We’re living in the age of ‘experiences’. While in the past this word didn’t need special contextual framing, today it’s the marketing equivalent of hitting the motherload and every brand out there is trying to create memorable moments in order to become your “friend”.
Cynthia Samanian knows this better than anyone. As the founder and CEO of Hidden Rhythm, an experiential agency for natural food and wellness brands, she has helped build numerous promotional campaigns, events and pop-ups in San Francisco and beyond, for brands like Bare Snacks and Brandless.
Ever wondered who’s behind the curtain, creating the “activations”, while you’re snapping cute selfies? What does it take to get millennials excited these days? And what’s next for influencer culture? In our quest to highlight the Bay’s most creative women, we caught up with Samanian on all things experience.
How did you arrive at organizing activations and experiences?
“My path to experiential marketing came through my passion for food. After many years of working more “traditional” jobs in corporate finance and product management, I decided to go out on my own and create a food media site focused on the art of gathering. I promoted the site through monthly pop-up dinners, and that was my first foray into events. Over the next year, I learned how to secure brand sponsorships and navigate the world of influencers. Eventually, I found my role in designing and producing experiences so much more fulfilling – not only personally, but also professionally.”
What are some of the most exciting recent events you’ve gotten to work on?
“Most recently, I worked with Cora on a powerful activation at the Women’s March in Washington D.C. Cora is a feminine care company based in San Francisco. To bring their product and ethos to life, we produced a luxury bathroom trailer activation at the Women’s March. The trailer was wrapped in Cora’s messaging and each of the private stalls was adorned with floor to ceiling walls of cotton, luxurious hand soap, and iPads showcasing a video prepared by the Cora team for the March. We also set up a heated tent with free posters and buttons for marchers to take. What was exciting about this activation was that it was the perfect example of alignment between a brand and the audience.”
How’s the San Francisco crowd unique in regard to your work?
“The Bay Area crowd is hard to please, which also makes it a fun challenge. We’re so spoiled to have great access to restaurants, music, and culture, that the bar is already really high to wow a crowd.”

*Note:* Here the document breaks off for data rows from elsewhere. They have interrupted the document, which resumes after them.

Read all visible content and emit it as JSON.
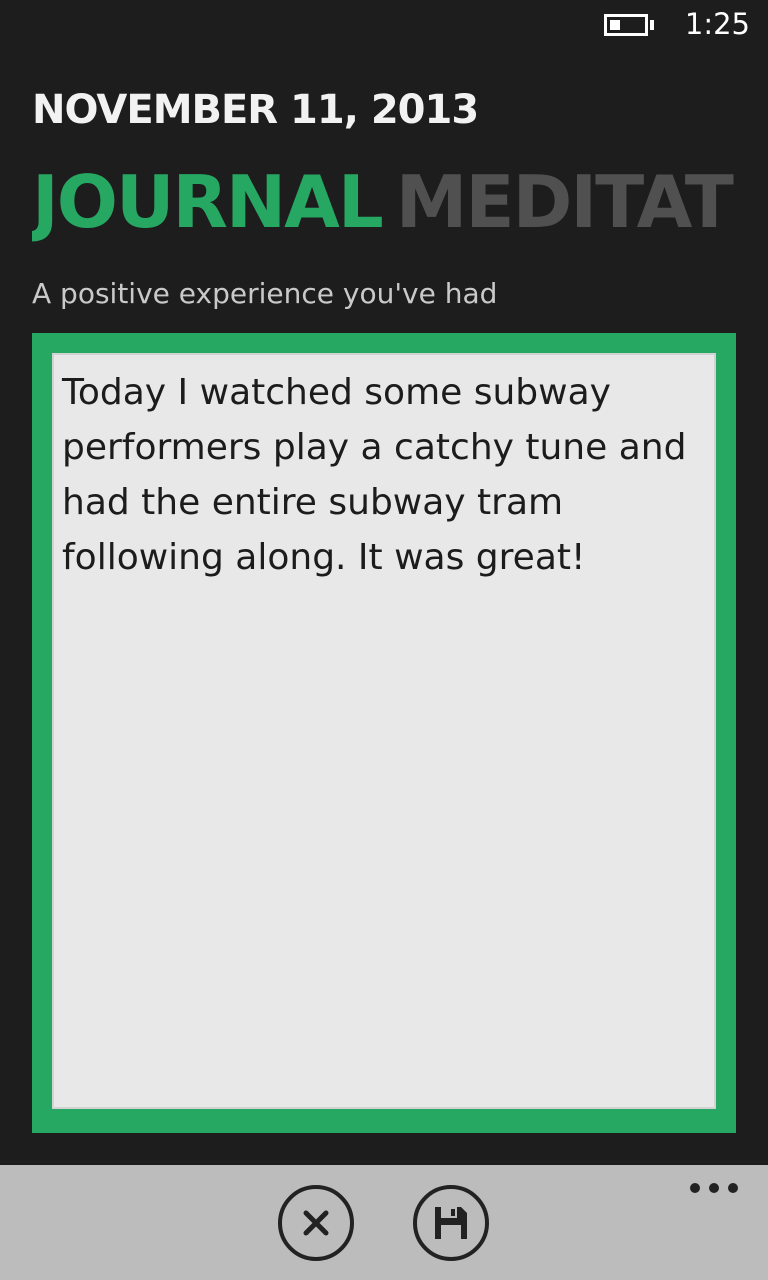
{
  "status_bar": {
    "time": "1:25",
    "battery_icon": "battery-low-icon"
  },
  "header": {
    "date": "NOVEMBER 11, 2013"
  },
  "pivot": {
    "tabs": [
      {
        "label": "JOURNAL",
        "active": true
      },
      {
        "label": "MEDITAT",
        "active": false
      }
    ]
  },
  "entry": {
    "prompt": "A positive experience you've had",
    "text": "Today I watched some subway performers play a catchy tune and had the entire subway tram following along. It was great!"
  },
  "app_bar": {
    "cancel_icon": "close-icon",
    "save_icon": "save-icon",
    "more_icon": "more-options-icon"
  },
  "colors": {
    "accent": "#26a863",
    "background": "#1d1d1d",
    "app_bar": "#bcbcbc",
    "entry_background": "#e8e8e8"
  }
}
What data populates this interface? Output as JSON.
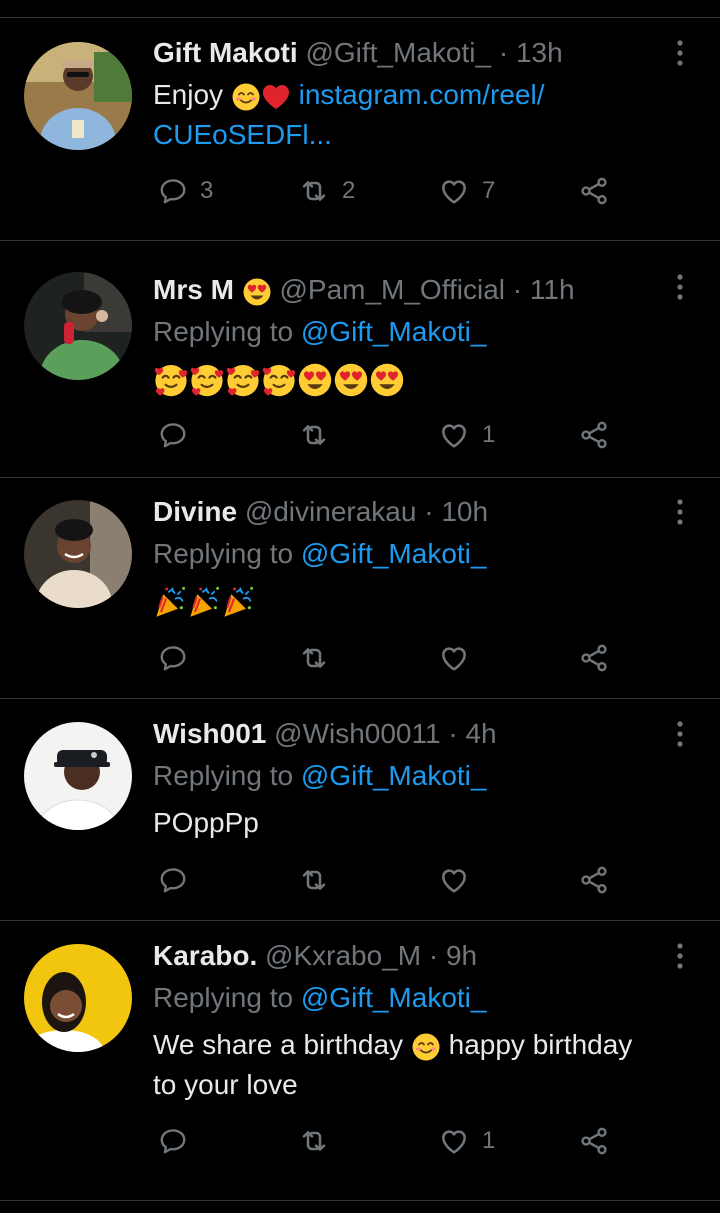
{
  "tweets": [
    {
      "name": "Gift Makoti",
      "handle": "@Gift_Makoti_",
      "time": "· 13h",
      "text_prefix": "Enjoy",
      "link_line1": "instagram.com/reel/",
      "link_line2": "CUEoSEDFl...",
      "replies": "3",
      "retweets": "2",
      "likes": "7",
      "avatar_bg": "#8a6a3c"
    },
    {
      "name": "Mrs M",
      "handle": "@Pam_M_Official",
      "time": "· 11h",
      "replying_label": "Replying to",
      "replying_to": "@Gift_Makoti_",
      "replies": "",
      "retweets": "",
      "likes": "1",
      "avatar_bg": "#2b2f2a"
    },
    {
      "name": "Divine",
      "handle": "@divinerakau",
      "time": "· 10h",
      "replying_label": "Replying to",
      "replying_to": "@Gift_Makoti_",
      "replies": "",
      "retweets": "",
      "likes": "",
      "avatar_bg": "#3a342e"
    },
    {
      "name": "Wish001",
      "handle": "@Wish00011",
      "time": "· 4h",
      "replying_label": "Replying to",
      "replying_to": "@Gift_Makoti_",
      "text": "POppPp",
      "replies": "",
      "retweets": "",
      "likes": "",
      "avatar_bg": "#f2f2f2"
    },
    {
      "name": "Karabo.",
      "handle": "@Kxrabo_M",
      "time": "· 9h",
      "replying_label": "Replying to",
      "replying_to": "@Gift_Makoti_",
      "text_line1_a": "We share a birthday",
      "text_line1_b": "happy birthday",
      "text_line2": "to your love",
      "replies": "",
      "retweets": "",
      "likes": "1",
      "avatar_bg": "#f5c518"
    }
  ],
  "colors": {
    "background": "#000000",
    "primary_text": "#e7e9ea",
    "secondary_text": "#71767b",
    "link": "#1d9bf0",
    "divider": "#2f3336"
  },
  "icons": [
    "reply-icon",
    "retweet-icon",
    "like-icon",
    "share-icon",
    "more-icon"
  ]
}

What do you think is next for influencer culture?
“The influencer landscape is changing rapidly. Just a year ago, our agency produced several influencer-only dinners and events on behalf of brands; that was a very common request. Now, we’re finding that brands are more interested in consumer-facing activations that reach more people directly paired with an influencer component to help amplify the impact.”
What are some spaces in SF that you think are well-done, hospitality and experience-wise?
“Solage in Calistoga is one of my favorite places to get away and relax. They’ve truly nailed the hospitality experience from check-in to check-out. In a space where you are looking to unwind and disconnect, their team does a fantastic job of being there when you need them but otherwise disappearing into the background.
“Another experiential gem that my fellow foodies will appreciate is Oaktown Spice Shop in Oakland. Despite carrying some of the world’s most exotic spices, they’ve created a retail atmosphere that’s approachable and inviting. It’s impossible not to sniff multiple jars of spices and even take a few of their free recipe cards. They also offer workshops and classes.”
What is the future of experiential events and pop-ups?
“I believe that experiential is here to stay. In a time when consumers are overwhelmed with nonstop outbound marketing, experiential remains to be one of the most powerful ways for brands to engage and ultimately drive loyalty. Some of the trends I anticipate in our industry include a focus on sustainable and zero-waste events as well as greater sophistication around calculating the ROI (return on investment) of an event.”